    1 reply

    They used this method in bending because that tubing is very thin and if you filled it with sand instead. You might end up with a wrinkle bend, that's definately not good for the instrument.

    Sand bending has been used for decades for all sizes of tubes being bent. Not just small stuff. You need to wet it out to get it to compact, but one end (usually the long end away from the bend) needs to be left open regardless of if you;re using heat or not. When you heat it if sealed it will explode and hot sand burns aren't fun (ask a foundry worker). When you bend it sand will need to be displaced and go somewhere so one end needs to be left open.

    If doing multiple bends you need to resettle the sand between bending or you will kink it. Voice of experience. If you look at the elaborate designs in F1 exhausts etc from the 70's and 80's (pre titanium days) hey were all done by hand from one piece of tube.

    2 replies

    Wrong, much like the article. If you heat, you need to let the gas out. If you let the sand out, the pipe will kink. I weld one end shut, weld a large nut on the other, then bang, rattle the sand down before finally screwing a large screw as tight as i can into that nut. The pipe has to be packed very hard to prevent kinks.

    Wrong!!! if your going to use sand in tubing or pipe to heat bend it you do not add water to it!! That will produce steam which is 212 degrees, hot!! To compact the sand, just hit the pipe with a hammer while filling it & the sand will compact, tightly. Never but never add water to sand to do heat bending.that "short cut" is going to get you hurt!!

    Oh, this is great -- I'd never seen it before, thanks.

    1" thick wall pipe will bend fine without the sand. I bent multiple 90s using pier footings as my form for an air line install I did a couple years ago.

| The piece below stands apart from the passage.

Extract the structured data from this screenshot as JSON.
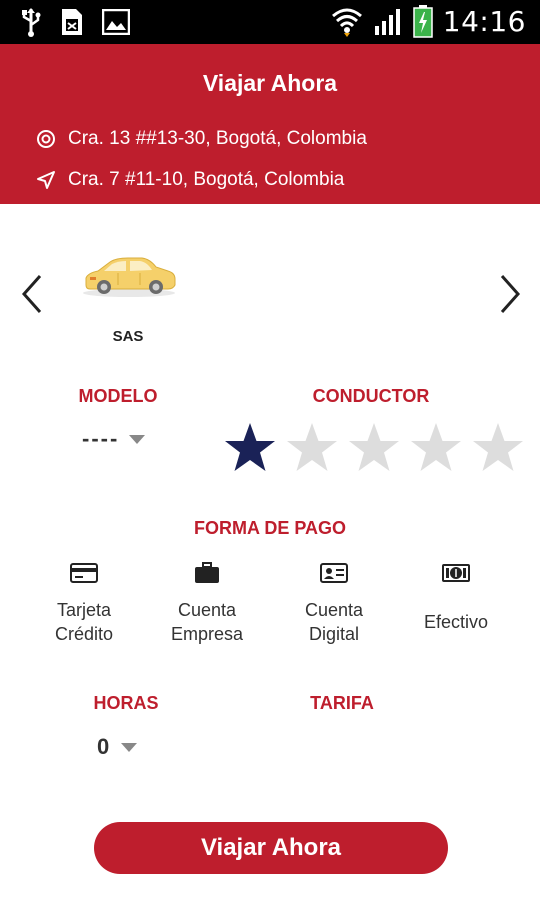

    1 reply

    your right, you don't need sand to bend pipe, it's just if you have to bend a tight radius is when your'll need it!!

    Chuckle , this method has been used by pipefitters and plumbers for probably more than a hundred years . But it's good that you're getting it out to more people . You can also keep the end of the pipe or tubing from deforming by putting a pipe or tubing coupling on the end and clamping to that .You can put a pipe plug in the coupling to hold the sand in too .If you do need to heat it for a tighter bend make sure the sand is dry and there's a way for the steam to escape . Otherwise you can end up with a pipe bomb ... a very bad thing :-(
    Thanks for sharing .

    4 replies

    When I was still working as a Pipefitter (retired now after 38years). Whe always plugged the end of a pipe with a rag. Then pour the sand into the pipe, while hitting the side of the pipe with a ball pein hammer. That packs the sand in tight. Once the pipe was full bt this method we sealed the other end with another rag. But, we only packed them with sand if we were bending a real close radius bend. Usually we never used sand. We just bent it empty, coarse we had a large bending table with pins to put the pipe between to bend.
    When bending pipe you want to make sure that the pipe is level or you can end up with a twist in it. And, they are hard to get out.

    Yes , but this is for people who don't have a bending table or a hydraulic bender in the workshop I was just adding information that might help a home mechanic as would your info about using the rags to hold the sand in .And yeah I've been a pipefitter over 30 years .

    Understandable. When I use to bend pipe, other than putting rags in the end. If the pipe to be bended was screwed I would always put a line coupling on one end with a plug in it & a sleeve with a "cheater" screwen into the other end to add length to the pull. But, all in all, if your not making a close radius bend, you don't need the sand.
    And, as someone here has stated they use salt. Well, I've lost tract of how many feet of pipe that I have burned out that was clogged with salt over the years. We always ran into it with air lines bent around the bustle pipe of a blast furnance.

    I always thought the salt was so you could dissolve it with water if it got packed in too tight .